Halloween is that sweet time of year when children can collect and eat as much candy as they want. But with the obesity rate triple what it was a generation ago, and the number of cavities among children increasing for the first time in 40 years, some health experts consider the candy-focused holiday a nightmare.
Still, the holiday shouldn’t be all spooks and no fun. If your children generally eat well all year long, then experts say that there is nothing wrong with letting them eat candy on Halloween night and a few mini pieces daily afterwards. The key, of course, is moderation. Family nutrition experts shared these tips about how parents can incorporate healthy foods, even workouts, into trick-or-treating — and some ideas for what to do with the rest of the loot when the trick and treating is over.
Fill up before trick-or-treating
If kids are full before they go trick-or-treating, then they will eat fewer pieces of candy afterwards.
Hand out non-sugary foods and toys
Nutritionists suggest some more wholesome treats that parents could give trick-or-treaters. Animal crackers, mini rice cereal or granola bars, whole grain cheddar cheese crackers, and sugar free hot chocolate packets, make good treats.
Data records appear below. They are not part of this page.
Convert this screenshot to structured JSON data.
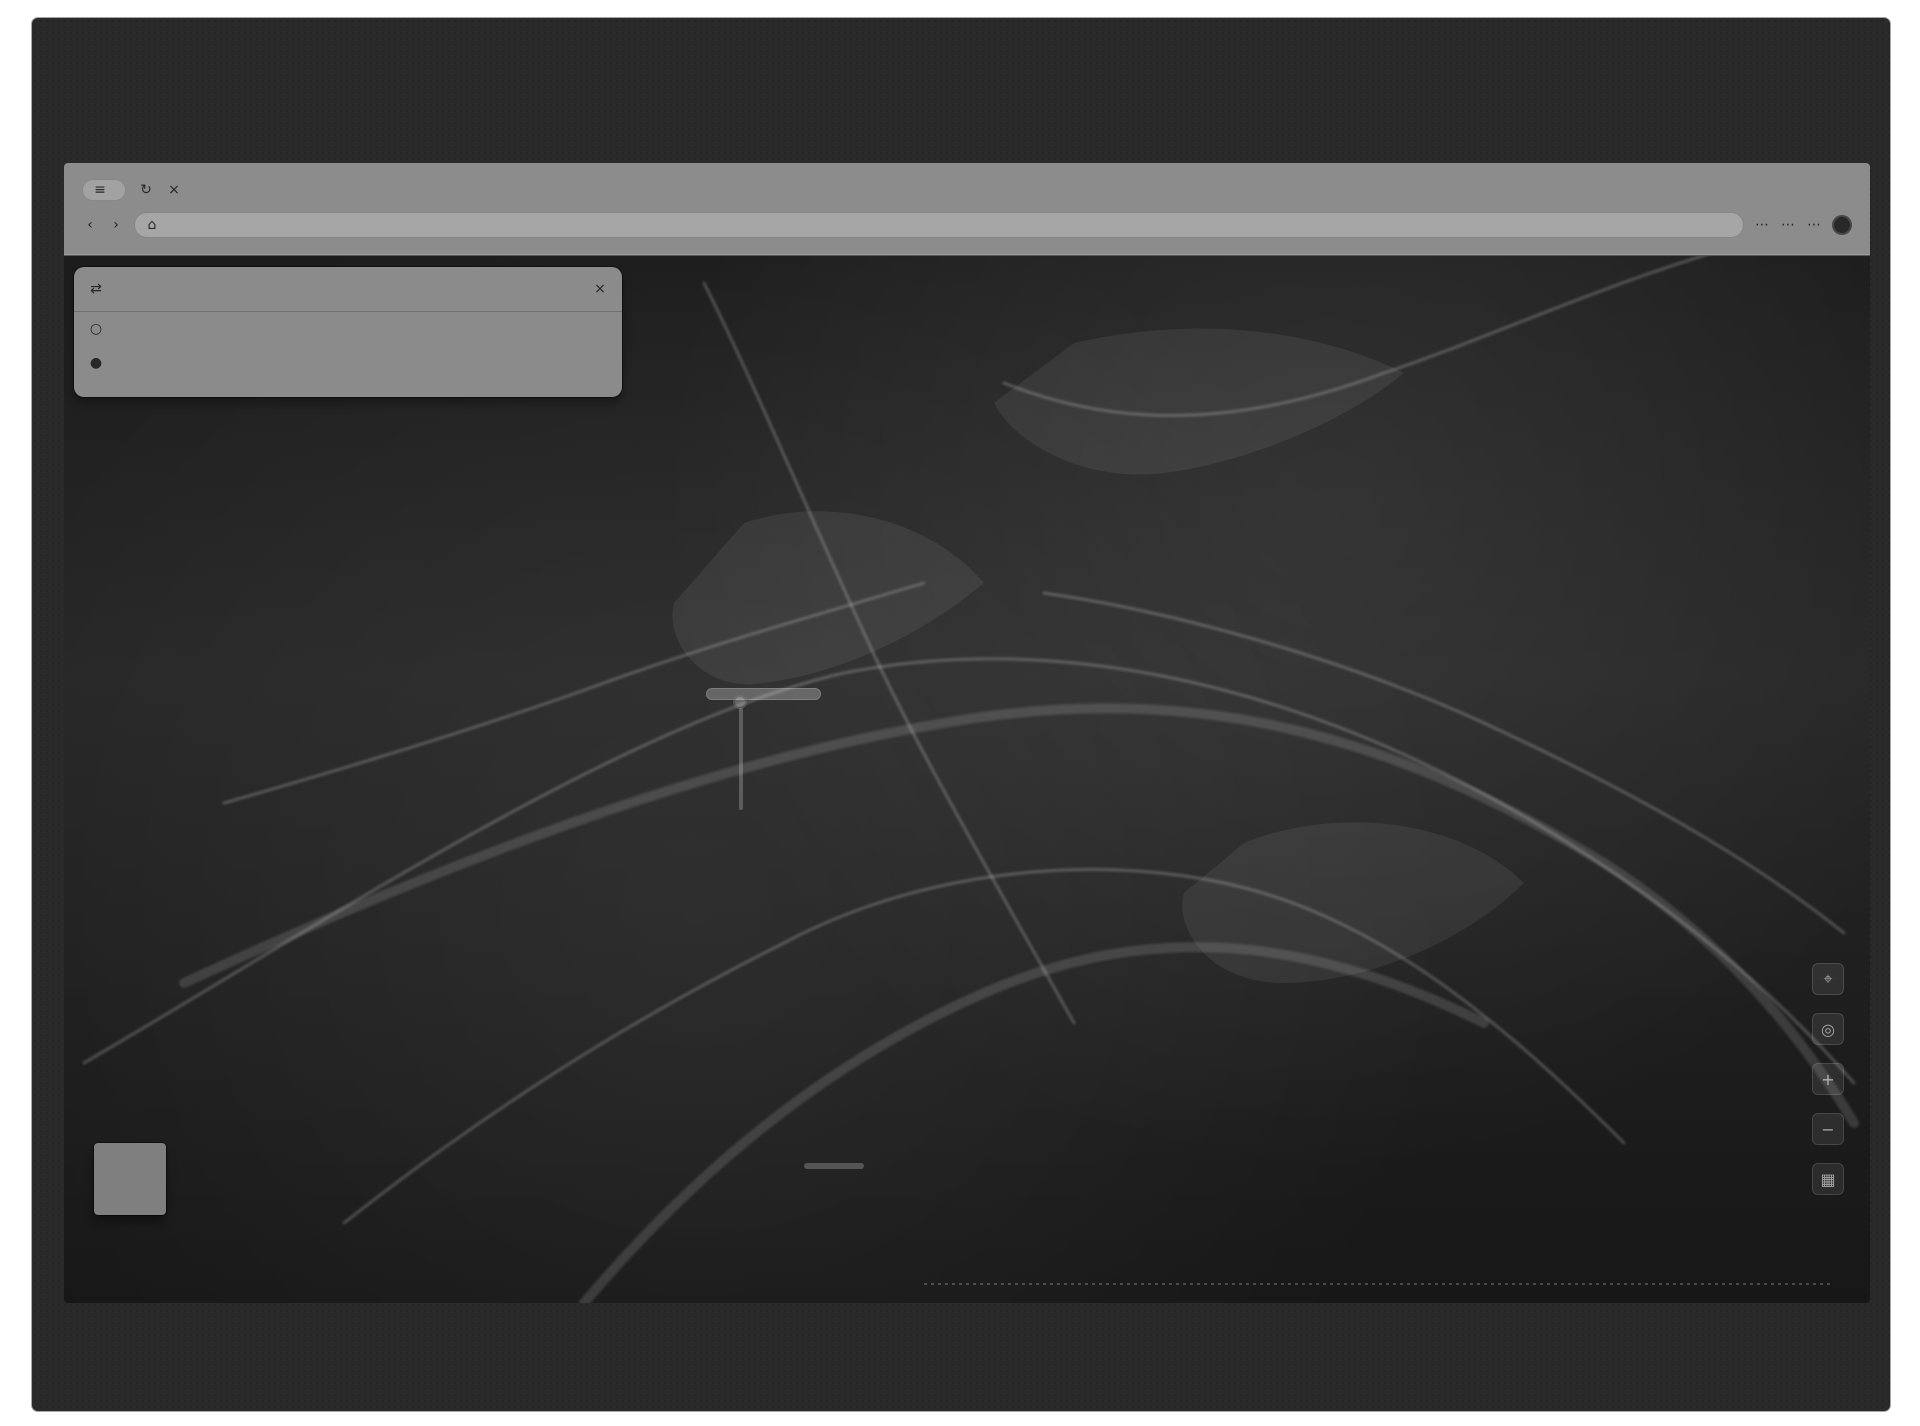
{
  "browser": {
    "tab_label": "",
    "url_text": ""
  },
  "panel": {
    "header_text": "",
    "line_1": "",
    "line_2": ""
  },
  "icons": {
    "menu": "menu-icon",
    "reload": "reload-icon",
    "back": "back-icon",
    "forward": "forward-icon",
    "site": "site-icon",
    "extensions": "extensions-icon",
    "profile": "profile-icon",
    "close": "close-icon",
    "directions": "directions-icon",
    "layers": "layers-icon",
    "zoom_in": "zoom-in-icon",
    "zoom_out": "zoom-out-icon",
    "locate": "locate-icon",
    "compass": "compass-icon"
  },
  "colors": {
    "print_background": "#2a2a2a",
    "chrome_gray": "#8b8b8b",
    "panel_gray": "#8a8a8a"
  },
  "map": {
    "bottom_left_text": ""
  }
}
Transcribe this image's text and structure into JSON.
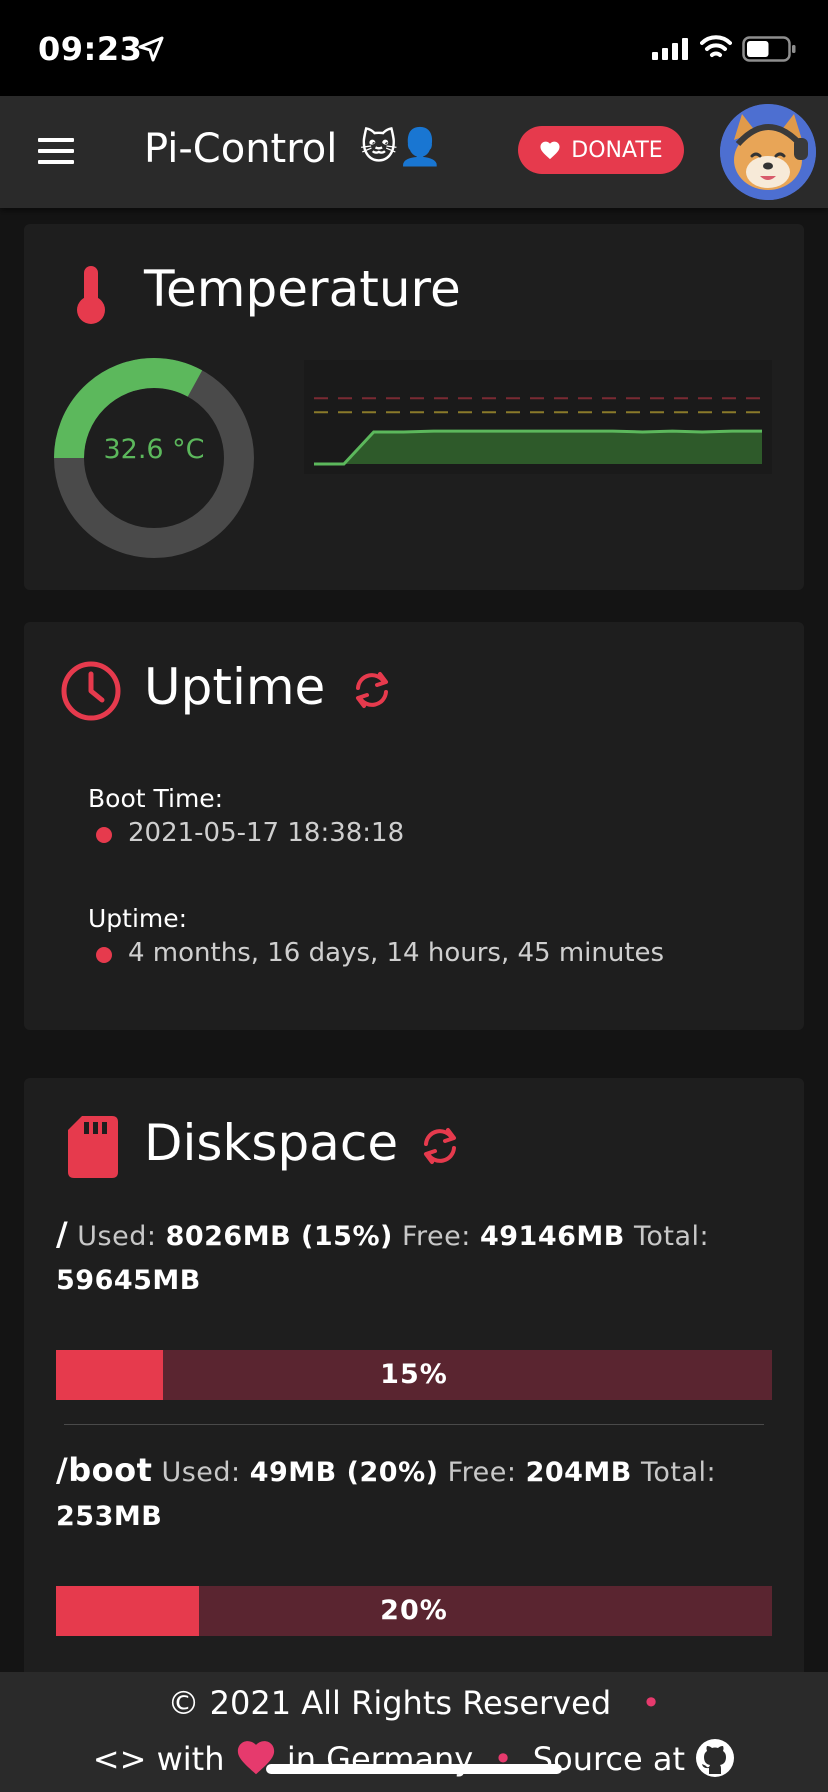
{
  "status_bar": {
    "time": "09:23",
    "battery_level": 0.55
  },
  "header": {
    "title": "Pi-Control",
    "title_emoji": "🐱👤",
    "donate_label": "DONATE"
  },
  "temperature": {
    "title": "Temperature",
    "value_label": "32.6 °C",
    "gauge_fraction": 0.33,
    "colors": {
      "gauge": "#5cb85c",
      "track": "#4a4a4a",
      "warn": "#8a7a2a",
      "crit": "#7a2a33"
    },
    "chart_data": {
      "type": "area",
      "values": [
        0,
        0,
        0.34,
        0.34,
        0.35,
        0.35,
        0.35,
        0.35,
        0.35,
        0.35,
        0.35,
        0.34,
        0.35,
        0.34,
        0.35,
        0.35
      ],
      "ylim": [
        0,
        1
      ],
      "thresholds": [
        0.7,
        0.55
      ]
    }
  },
  "uptime": {
    "title": "Uptime",
    "boot_label": "Boot Time:",
    "boot_value": "2021-05-17 18:38:18",
    "uptime_label": "Uptime:",
    "uptime_value": "4 months, 16 days, 14 hours, 45 minutes"
  },
  "diskspace": {
    "title": "Diskspace",
    "used_label": "Used:",
    "free_label": "Free:",
    "total_label": "Total:",
    "disks": [
      {
        "mount": "/",
        "used": "8026MB (15%)",
        "free": "49146MB",
        "total": "59645MB",
        "percent": 15,
        "percent_label": "15%"
      },
      {
        "mount": "/boot",
        "used": "49MB (20%)",
        "free": "204MB",
        "total": "253MB",
        "percent": 20,
        "percent_label": "20%"
      }
    ]
  },
  "footer": {
    "copyright": "© 2021 All Rights Reserved",
    "code_symbol": "<>",
    "with_text": "with",
    "location_text": "in Germany",
    "source_text": "Source at"
  }
}
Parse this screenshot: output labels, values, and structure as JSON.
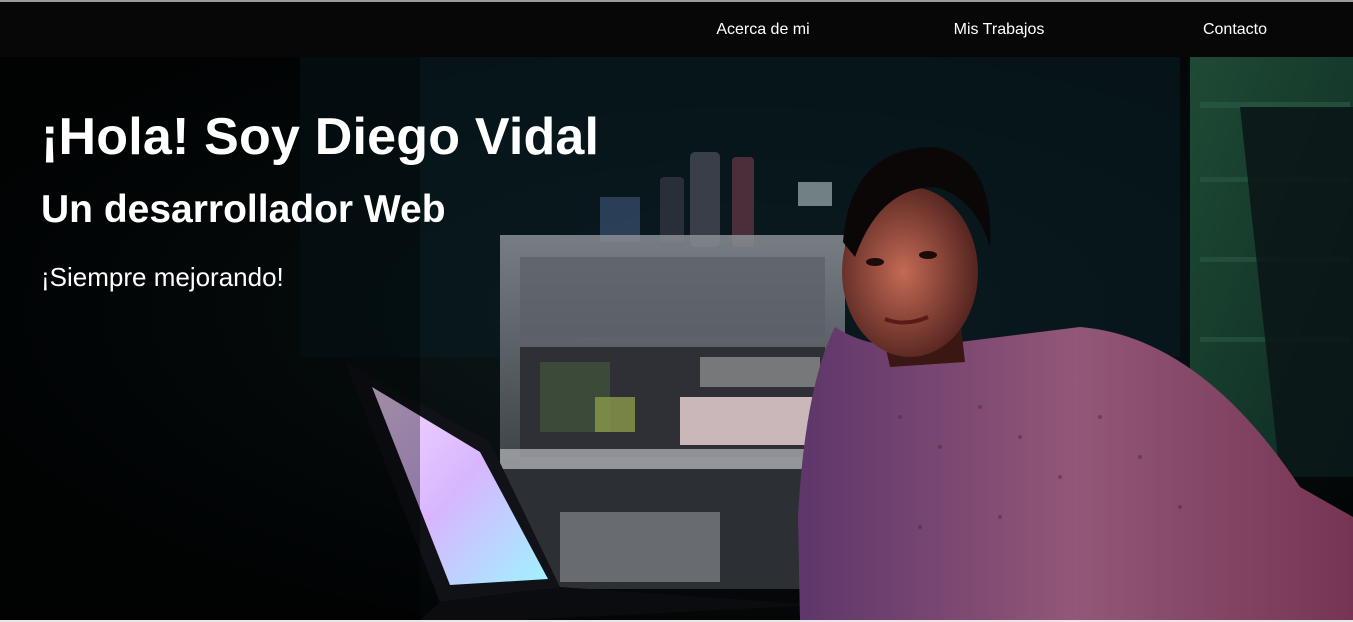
{
  "nav": {
    "items": [
      {
        "label": "Acerca de mi"
      },
      {
        "label": "Mis Trabajos"
      },
      {
        "label": "Contacto"
      }
    ]
  },
  "hero": {
    "title": "¡Hola! Soy Diego Vidal",
    "subtitle": "Un desarrollador Web",
    "tagline": "¡Siempre mejorando!",
    "photo": "hero-photo-person-with-laptop"
  },
  "colors": {
    "navbar_bg": "#070707",
    "hero_bg": "#03080a",
    "text": "#ffffff"
  }
}
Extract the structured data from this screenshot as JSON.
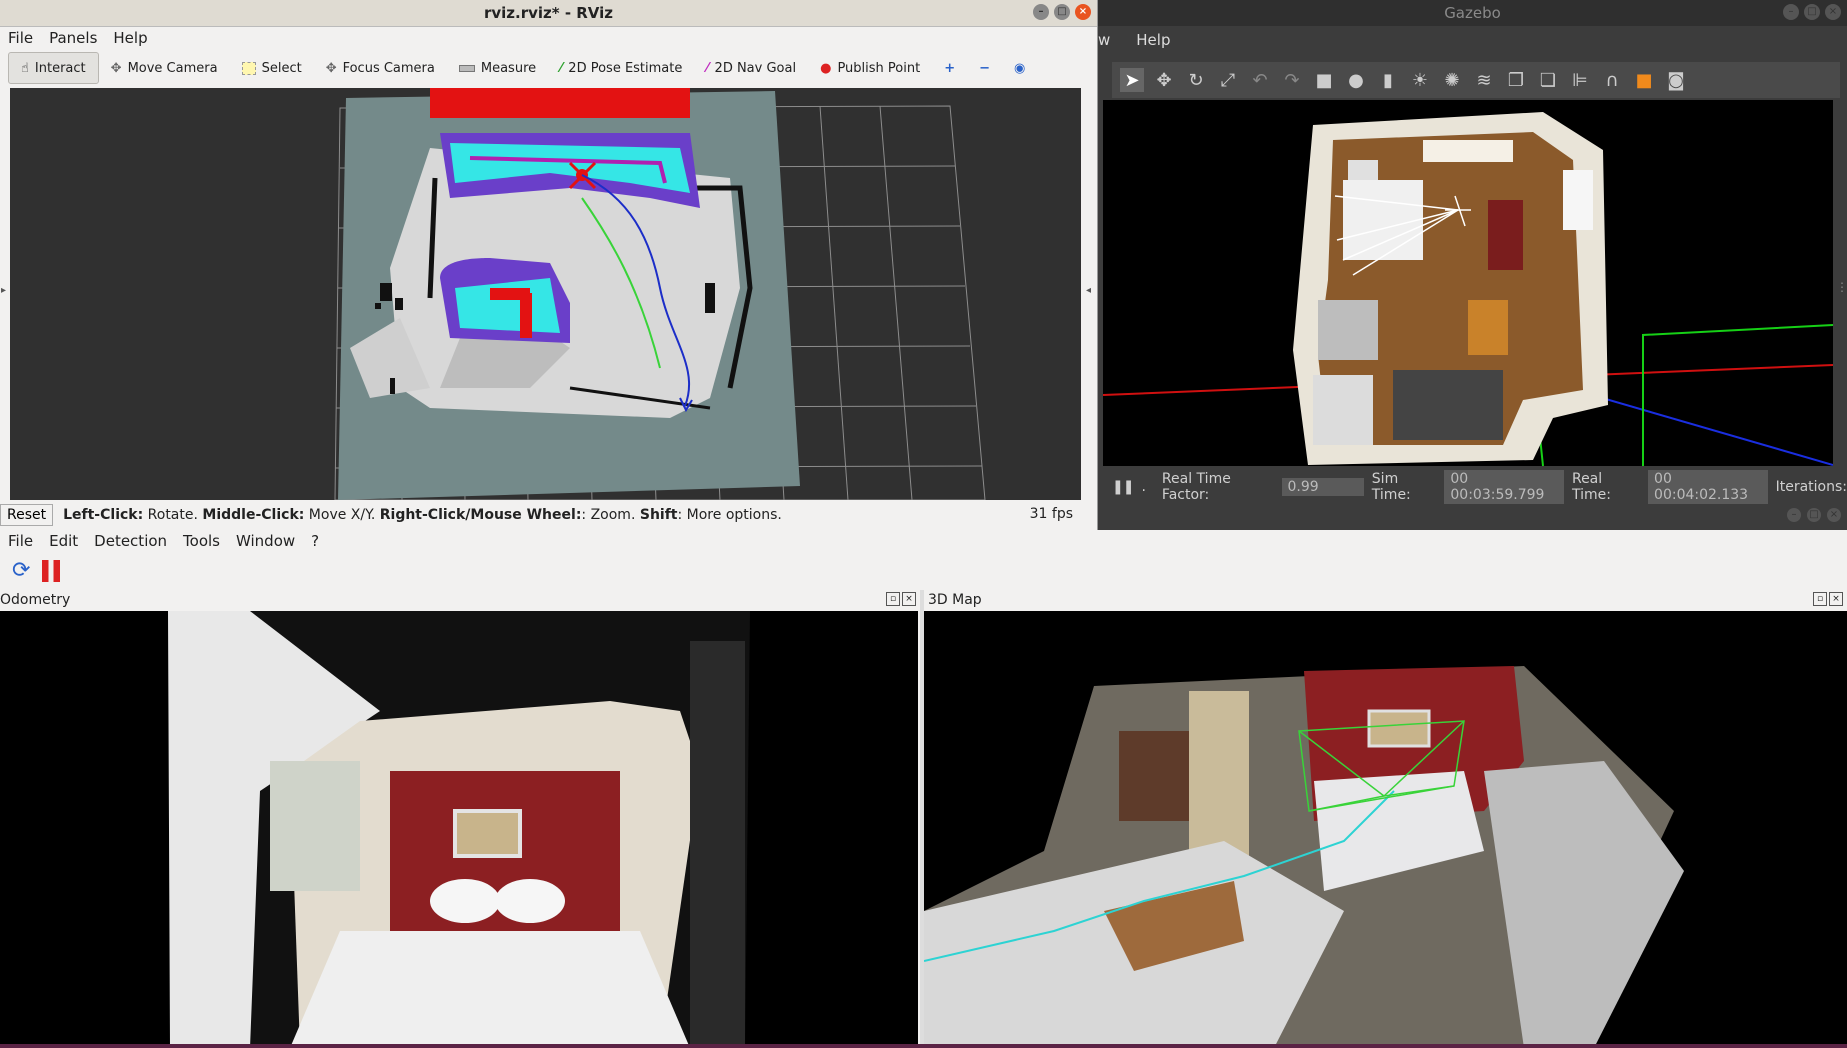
{
  "rviz": {
    "window_title": "rviz.rviz* - RViz",
    "menu": [
      "File",
      "Panels",
      "Help"
    ],
    "tools": [
      {
        "label": "Interact",
        "icon": "hand-pointer-icon"
      },
      {
        "label": "Move Camera",
        "icon": "move-camera-icon"
      },
      {
        "label": "Select",
        "icon": "select-box-icon"
      },
      {
        "label": "Focus Camera",
        "icon": "focus-camera-icon"
      },
      {
        "label": "Measure",
        "icon": "ruler-icon"
      },
      {
        "label": "2D Pose Estimate",
        "icon": "pose-arrow-icon"
      },
      {
        "label": "2D Nav Goal",
        "icon": "goal-arrow-icon"
      },
      {
        "label": "Publish Point",
        "icon": "map-pin-icon"
      }
    ],
    "reset_label": "Reset",
    "status": {
      "left_click": "Left-Click:",
      "left_action": " Rotate. ",
      "middle_click": "Middle-Click:",
      "middle_action": " Move X/Y. ",
      "right_click": "Right-Click/Mouse Wheel:",
      "right_action": ": Zoom. ",
      "shift": "Shift",
      "shift_action": ": More options."
    },
    "fps": "31 fps"
  },
  "gazebo": {
    "window_title": "Gazebo",
    "menu_partial": "w",
    "menu_help": "Help",
    "status": {
      "rtf_label": "Real Time Factor:",
      "rtf_value": "0.99",
      "sim_label": "Sim Time:",
      "sim_value": "00 00:03:59.799",
      "real_label": "Real Time:",
      "real_value": "00 00:04:02.133",
      "iter_label": "Iterations:"
    }
  },
  "rtabmap": {
    "menu": [
      "File",
      "Edit",
      "Detection",
      "Tools",
      "Window",
      "?"
    ],
    "panel_odometry": "Odometry",
    "panel_map": "3D Map"
  }
}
Pretzels, apples, tangerines, fruit leathers, or a trail mix of whole grain cereals are also good suggestions. Kids will usually take cool toys over candy if given a choice, so consider pencils, erasers, stickers, temporary tattoos, glow sticks, and Play-Doh containers. Often children’s excitement is in collecting the candy, rather than actually eating the candy.
Sometimes it’s what’s on the outside that counts more than what is inside.It’s all in the packaging with kids. You can make healthy treats, and package them in a really cool, spooky way that will make them more likely to consume it. Try freezing frozen yogurt in small paper cups and placing them in a cooler with dry ice for a spooky, smoky effect. Decorating the cooler to look like an old chest can make it more fun for kids to dig into the healthy treats.
Trick-or-Treat and Exercise
Parents are encouraged to make their children walk from house to house instead of driving them. Parents can even encourage siblings or friends to wear pedometers or activity meters and start a friendly competition for who can be the most active while they are collecting candy.
Keep your favorite sweets. Hide the rest…
Some nutritionists suggest that a little goes a long way and say it’s best to allow kids to have 1-3 pieces of candy a day, starting with lunch at school, as an afternoon snack, or after dinner, making it a regular part of meals. The rest of the candy can go in the freezer so that it’s out of sight and out of mind. If you’re buying Halloween candy to hand out to trick-or-treaters, buy your least favorite ones so that you are not tempted to eat them.
…Or give it away
When children get back home from trick-or-treating, have them make two piles: one for the candy they want to keep, another for the candy they will not eat. Consider donating the second pile to a local senior citizens home, food pantry, Ronald McDonald House, or children’s hospital.
You can even make money off your stash and make a U.S. soldier’s day at the same time. This year, more than 1,000 dentists nationwide are buying candy from kids — $1 per pound — and then shipping it to U.S. troops overseas via Operation Gratitude as part of a Halloween Candy Buy-Back program, started by Wisconsin dentist Dr. Chris Kammer. He says that soldiers will receive toothbrushes, floss, and mouthwash with each handful of candy so that they can brush thoroughly afterwards. And in the process, children can learn a valuable lesson about giving.